As photographers, to us, light can be what spinach is to Popeye as easily as what Kryptonite is to Superman.
We shoot at it, with it, bend, reflect and diffuse it. Learn to utilise light and your creative spark can flourish.
A quick guide around your camera.
Before starting, a brief look around your camera may give you a better understanding of what all the numbers mean.
Modern cameras make 'light' work; sorry, I couldn’t help myself, of the huge array of conditions we face. By using settings to suit, we can even capture photos in the darkest depths of the Forbidden Forest (Harry Potter fans can relate).
ISO – Your cameras light sensor, the higher the number, the brighter your photo will be.

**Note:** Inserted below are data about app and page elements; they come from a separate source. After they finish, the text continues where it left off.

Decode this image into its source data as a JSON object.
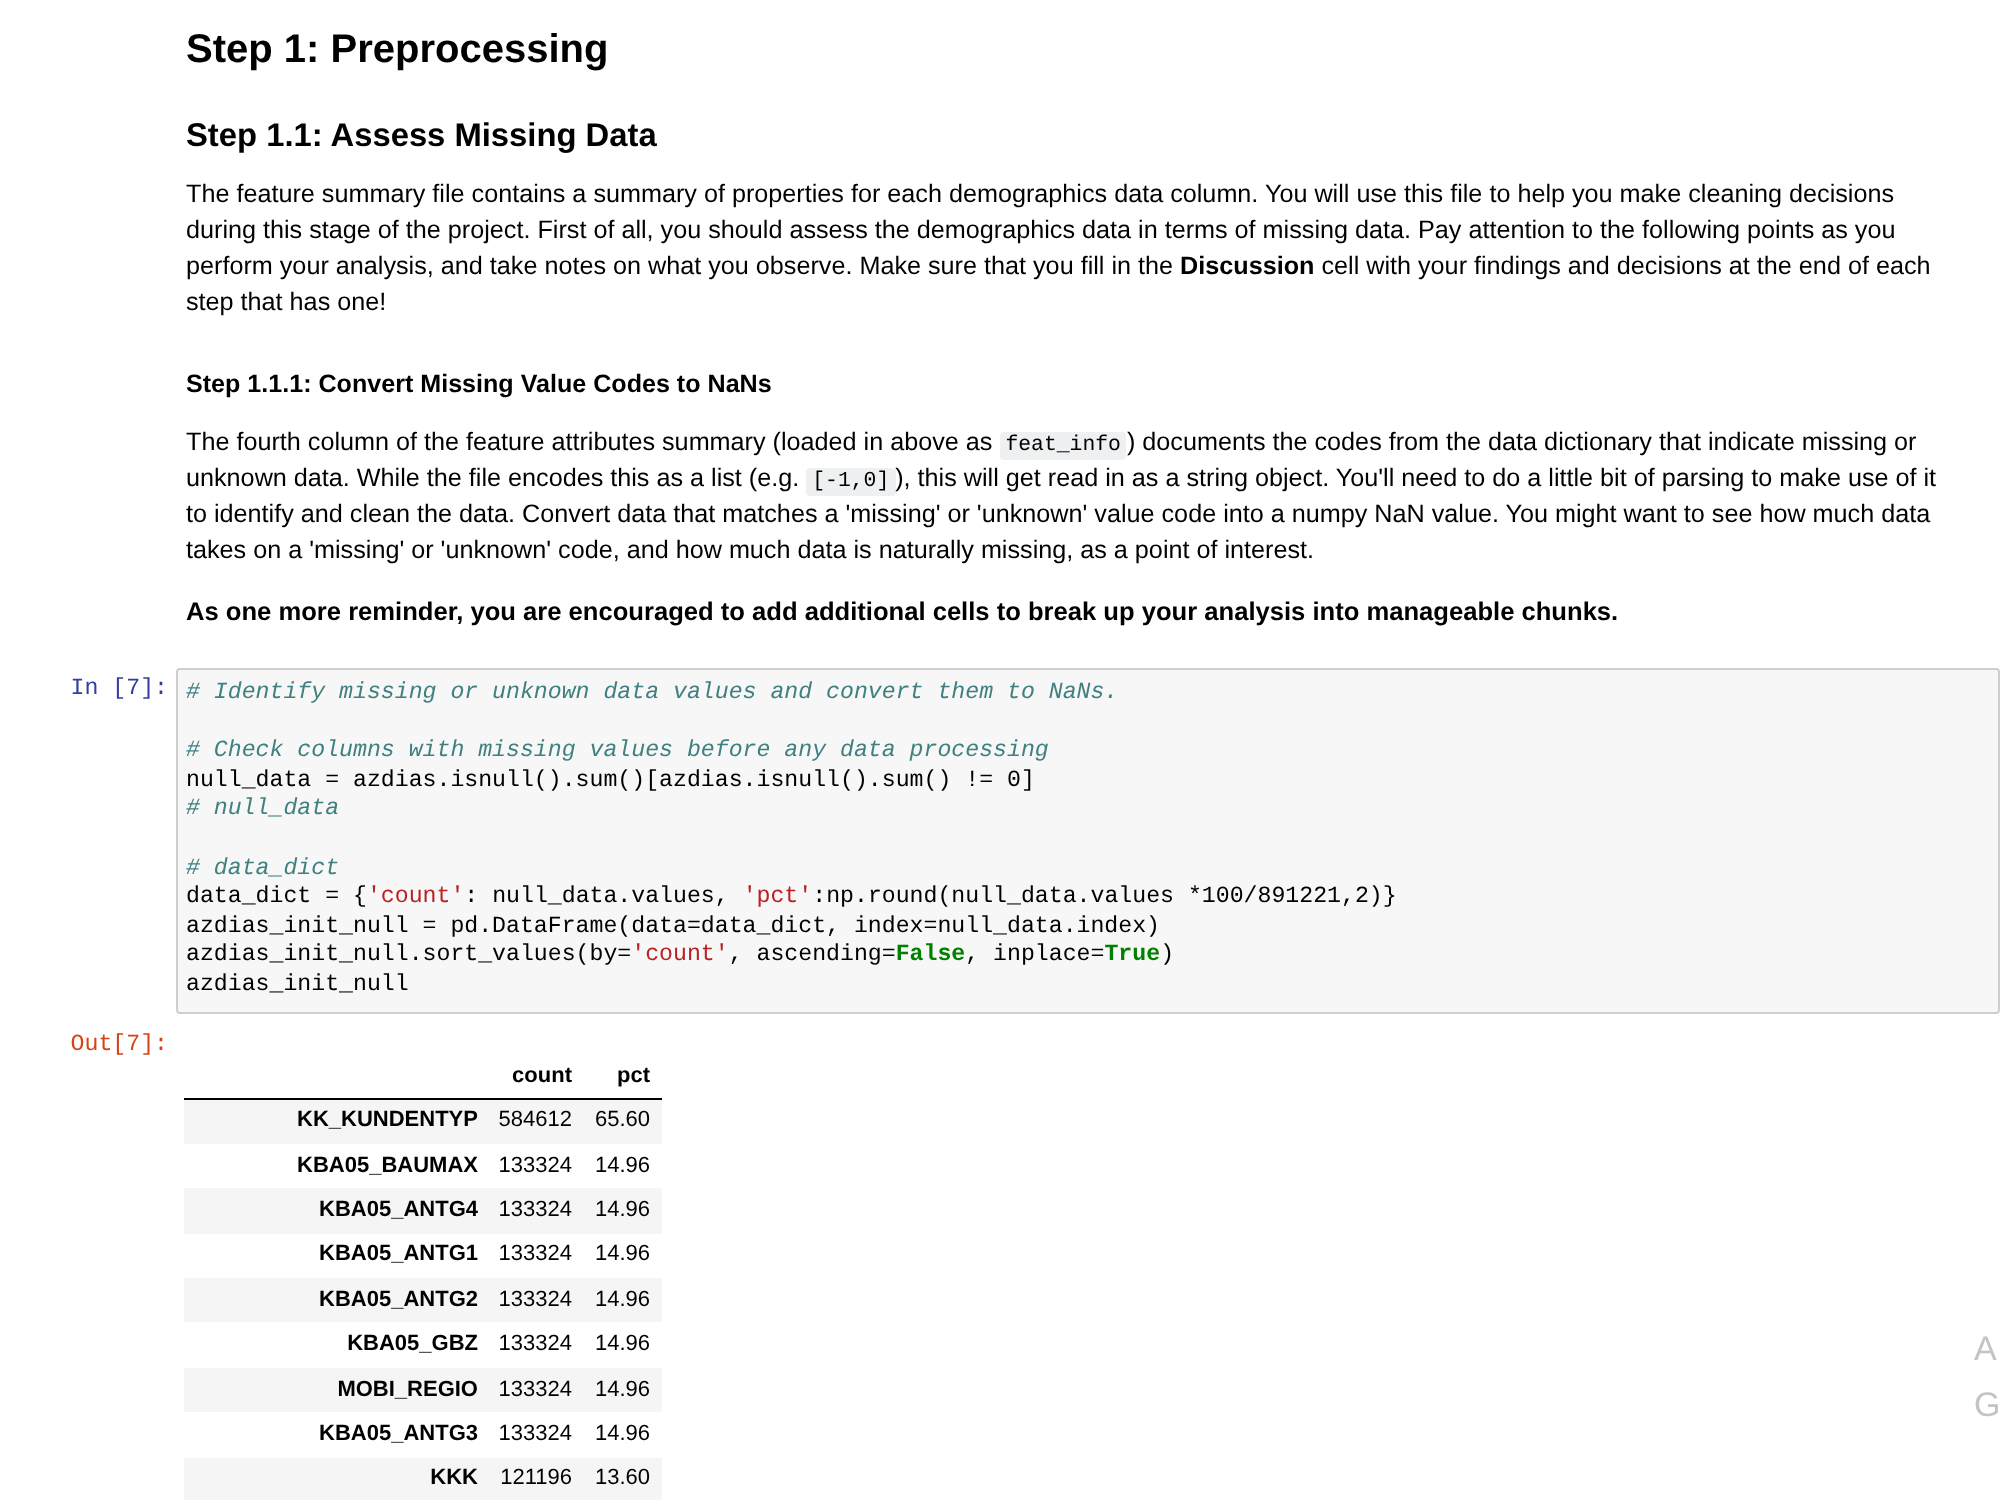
{
  "heading": "Step 1: Preprocessing",
  "section": {
    "title": "Step 1.1: Assess Missing Data",
    "paragraph": "The feature summary file contains a summary of properties for each demographics data column. You will use this file to help you make cleaning decisions during this stage of the project. First of all, you should assess the demographics data in terms of missing data. Pay attention to the following points as you perform your analysis, and take notes on what you observe. Make sure that you fill in the **Discussion** cell with your findings and decisions at the end of each step that has one!"
  },
  "subsection": {
    "title": "Step 1.1.1: Convert Missing Value Codes to NaNs",
    "paragraph": [
      {
        "kind": "text",
        "text": "The fourth column of the feature attributes summary (loaded in above as "
      },
      {
        "kind": "code",
        "text": "feat_info"
      },
      {
        "kind": "text",
        "text": ") documents the codes from the data dictionary that indicate missing or unknown data. While the file encodes this as a list (e.g. "
      },
      {
        "kind": "code",
        "text": "[-1,0]"
      },
      {
        "kind": "text",
        "text": "), this will get read in as a string object. You'll need to do a little bit of parsing to make use of it to identify and clean the data. Convert data that matches a 'missing' or 'unknown' value code into a numpy NaN value. You might want to see how much data takes on a 'missing' or 'unknown' code, and how much data is naturally missing, as a point of interest."
      }
    ],
    "reminder": "As one more reminder, you are encouraged to add additional cells to break up your analysis into manageable chunks."
  },
  "code_cell": {
    "prompt": "In [7]:",
    "blocks": [
      [
        [
          {
            "kind": "comment",
            "text": "# Identify missing or unknown data values and convert them to NaNs."
          }
        ]
      ],
      [
        [
          {
            "kind": "comment",
            "text": "# Check columns with missing values before any data processing"
          }
        ],
        [
          {
            "kind": "plain",
            "text": "null_data = azdias.isnull().sum()[azdias.isnull().sum() != 0]"
          }
        ],
        [
          {
            "kind": "comment",
            "text": "# null_data"
          }
        ]
      ],
      [
        [
          {
            "kind": "comment",
            "text": "# data_dict"
          }
        ],
        [
          {
            "kind": "plain",
            "text": "data_dict = {"
          },
          {
            "kind": "string",
            "text": "'count'"
          },
          {
            "kind": "plain",
            "text": ": null_data.values, "
          },
          {
            "kind": "string",
            "text": "'pct'"
          },
          {
            "kind": "plain",
            "text": ":np.round(null_data.values *100/891221,2)}"
          }
        ],
        [
          {
            "kind": "plain",
            "text": "azdias_init_null = pd.DataFrame(data=data_dict, index=null_data.index)"
          }
        ],
        [
          {
            "kind": "plain",
            "text": "azdias_init_null.sort_values(by="
          },
          {
            "kind": "string",
            "text": "'count'"
          },
          {
            "kind": "plain",
            "text": ", ascending="
          },
          {
            "kind": "keyword",
            "text": "False"
          },
          {
            "kind": "plain",
            "text": ", inplace="
          },
          {
            "kind": "keyword",
            "text": "True"
          },
          {
            "kind": "plain",
            "text": ")"
          }
        ],
        [
          {
            "kind": "plain",
            "text": "azdias_init_null"
          }
        ]
      ]
    ]
  },
  "output": {
    "prompt": "Out[7]:",
    "table": {
      "columns": [
        "count",
        "pct"
      ],
      "rows": [
        {
          "label": "KK_KUNDENTYP",
          "cells": [
            "584612",
            "65.60"
          ]
        },
        {
          "label": "KBA05_BAUMAX",
          "cells": [
            "133324",
            "14.96"
          ]
        },
        {
          "label": "KBA05_ANTG4",
          "cells": [
            "133324",
            "14.96"
          ]
        },
        {
          "label": "KBA05_ANTG1",
          "cells": [
            "133324",
            "14.96"
          ]
        },
        {
          "label": "KBA05_ANTG2",
          "cells": [
            "133324",
            "14.96"
          ]
        },
        {
          "label": "KBA05_GBZ",
          "cells": [
            "133324",
            "14.96"
          ]
        },
        {
          "label": "MOBI_REGIO",
          "cells": [
            "133324",
            "14.96"
          ]
        },
        {
          "label": "KBA05_ANTG3",
          "cells": [
            "133324",
            "14.96"
          ]
        },
        {
          "label": "KKK",
          "cells": [
            "121196",
            "13.60"
          ]
        }
      ]
    }
  },
  "overlay": {
    "lines": [
      "A",
      "G"
    ]
  }
}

In an ideal world, we would only shoot at ISO 100, giving the highest possible image quality, however, the world is often less than ideal. Modern cameras can handle huge ISO numbers, even 50,000+ so you don't need to worry.

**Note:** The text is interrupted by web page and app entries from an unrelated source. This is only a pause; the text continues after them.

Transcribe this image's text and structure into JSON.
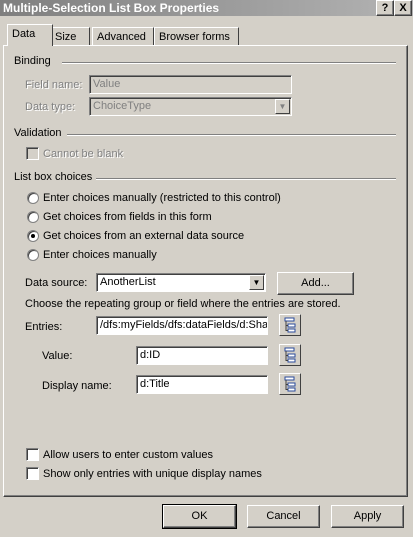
{
  "window": {
    "title": "Multiple-Selection List Box Properties",
    "help_glyph": "?",
    "close_glyph": "X"
  },
  "tabs": [
    {
      "label": "Data"
    },
    {
      "label": "Size"
    },
    {
      "label": "Advanced"
    },
    {
      "label": "Browser forms"
    }
  ],
  "binding": {
    "heading": "Binding",
    "field_name_label": "Field name:",
    "field_name_value": "Value",
    "data_type_label": "Data type:",
    "data_type_value": "ChoiceType"
  },
  "validation": {
    "heading": "Validation",
    "cannot_be_blank": "Cannot be blank"
  },
  "list_box": {
    "heading": "List box choices",
    "options": [
      {
        "label": "Enter choices manually (restricted to this control)",
        "selected": false
      },
      {
        "label": "Get choices from fields in this form",
        "selected": false
      },
      {
        "label": "Get choices from an external data source",
        "selected": true
      },
      {
        "label": "Enter choices manually",
        "selected": false
      }
    ],
    "data_source_label": "Data source:",
    "data_source_value": "AnotherList",
    "add_button": "Add...",
    "repeat_note": "Choose the repeating group or field where the entries are stored.",
    "entries_label": "Entries:",
    "entries_value": "/dfs:myFields/dfs:dataFields/d:SharedListItem",
    "value_label": "Value:",
    "value_value": "d:ID",
    "display_label": "Display name:",
    "display_value": "d:Title"
  },
  "options": {
    "custom_values": "Allow users to enter custom values",
    "unique_names": "Show only entries with unique display names"
  },
  "footer": {
    "ok": "OK",
    "cancel": "Cancel",
    "apply": "Apply"
  }
}
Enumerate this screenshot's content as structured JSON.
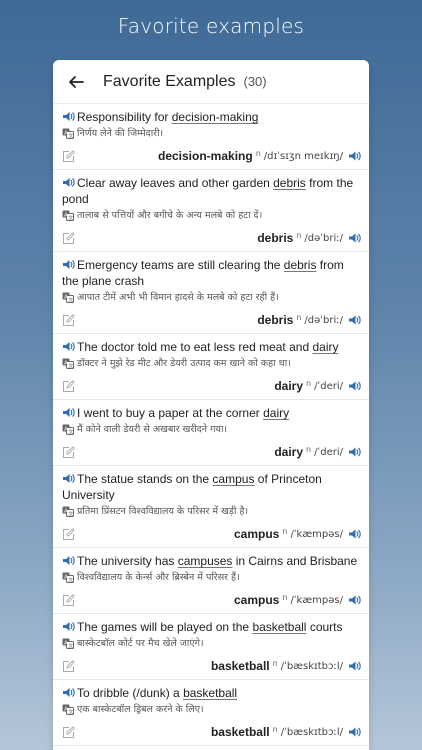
{
  "banner": {
    "title": "Favorite examples"
  },
  "header": {
    "title": "Favorite Examples",
    "count": "(30)"
  },
  "colors": {
    "accent": "#2f6fb3",
    "bg_top": "#3e6a96",
    "bg_bottom": "#b5c6d8"
  },
  "items": [
    {
      "pre": "Responsibility for ",
      "hl": "decision-making",
      "post": "",
      "translation": "निर्णय लेने की जिम्मेदारी।",
      "word": "decision-making",
      "pos": "n",
      "ipa": "/dɪˈsɪʒn meɪkɪŋ/"
    },
    {
      "pre": "Clear away leaves and other garden ",
      "hl": "debris",
      "post": " from the pond",
      "translation": "तालाब से पत्तियों और बगीचे के अन्य मलबे को हटा दें।",
      "word": "debris",
      "pos": "n",
      "ipa": "/dəˈbriː/"
    },
    {
      "pre": "Emergency teams are still clearing the ",
      "hl": "debris",
      "post": " from the plane crash",
      "translation": "आपात टीमें अभी भी विमान हादसे के मलबे को हटा रही हैं।",
      "word": "debris",
      "pos": "n",
      "ipa": "/dəˈbriː/"
    },
    {
      "pre": "The doctor told me to eat less red meat and ",
      "hl": "dairy",
      "post": "",
      "translation": "डॉक्टर ने मुझे रेड मीट और डेयरी उत्पाद कम खाने को कहा था।",
      "word": "dairy",
      "pos": "n",
      "ipa": "/ˈderi/"
    },
    {
      "pre": "I went to buy a paper at the corner ",
      "hl": "dairy",
      "post": "",
      "translation": "मैं कोने वाली डेयरी से अखबार खरीदने गया।",
      "word": "dairy",
      "pos": "n",
      "ipa": "/ˈderi/"
    },
    {
      "pre": "The statue stands on the ",
      "hl": "campus",
      "post": " of Princeton University",
      "translation": "प्रतिमा प्रिंसटन विश्वविद्यालय के परिसर में खड़ी है।",
      "word": "campus",
      "pos": "n",
      "ipa": "/ˈkæmpəs/"
    },
    {
      "pre": "The university has ",
      "hl": "campuses",
      "post": " in Cairns and Brisbane",
      "translation": "विश्वविद्यालय के केर्न्स और ब्रिस्बेन में परिसर हैं।",
      "word": "campus",
      "pos": "n",
      "ipa": "/ˈkæmpəs/"
    },
    {
      "pre": "The games will be played on the ",
      "hl": "basketball",
      "post": " courts",
      "translation": "बास्केटबॉल कोर्ट पर मैच खेले जाएंगे।",
      "word": "basketball",
      "pos": "n",
      "ipa": "/ˈbæskɪtbɔːl/"
    },
    {
      "pre": "To dribble (/dunk) a ",
      "hl": "basketball",
      "post": "",
      "translation": "एक बास्केटबॉल ड्रिबल करने के लिए।",
      "word": "basketball",
      "pos": "n",
      "ipa": "/ˈbæskɪtbɔːl/"
    }
  ]
}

Aperture – Represented by an 'f' number, this determines your depth of field as well as controls light entering the camera.
The lower the number, the wider open your lens is and the shallower the depth of field, the higher the number, less light will pass and the depth of field will be greater.
Don’t worry if that was a little brief, all will be revealed in a dedicated blog, if it was too heavy then I apologise!
What lights!? A catchlight is a twinkle in the eye, literally. Take a look in a mirror whilst standing in front of a window and see a glint in your eye? That’s it. The eyes are just reflecting whatever is around us, be it a window, the sky or artificial lighting, photographing them with a light source behind you will create this.
Eye contact draws us in, shares emotion and tells a story. A shot can be wonderful yet missing something, so small you may not even notice yet having a catchlight in your model's eye can bring them to life.
Taken in a dimly lit London department store, we used to shop lighting to add a little pop to Gizmo’s already impressive Magnum stare. (Note: catchlight was removed by editing to show an example.)
Try - taking a photo of your ever-obliging model with a window behind you, then repeat wide on. You will see how this creates a catchlight and add a little extra to a photo.
Create something straight off the cover of a Madonna album and add backlight!
Textbooks may tell you to always have the sun or light source behind you, but have they tried creating the ultimate backlit tail floof? It will give a halo around your model that not only draws the eye but also adds a dramatic edge to your shots.
Monty, Barney and Benji, pictured, are wonderful models in their own right. Having the low winters sun behind them, we were able to add drama whilst highlighting the outer edges of their fur.
Notoriously tricky yet oh so beautiful, black woofers shouldn’t make you cower and wince at the mere thought of photographing them. Get it right and no longer will you end up with a black, featureless blob; and yes, that is coming from experience!
Black dogs can be a joy to work with, taking on a majestic elegance without even trying. Being so dark however, often you may find taking photos on a bright day is a little tricky.
Your camera or phone can struggle with the contrast between light and dark, with either the shadows being too dark; under-exposed, or the highlights being blown out; over-exposed.
Photo of @pedro.the.cocker.spaniel
I aim to slightly under-expose by -1 stop, this will be shown on your camera light meter as pictured. I can then lift the shadows during editing.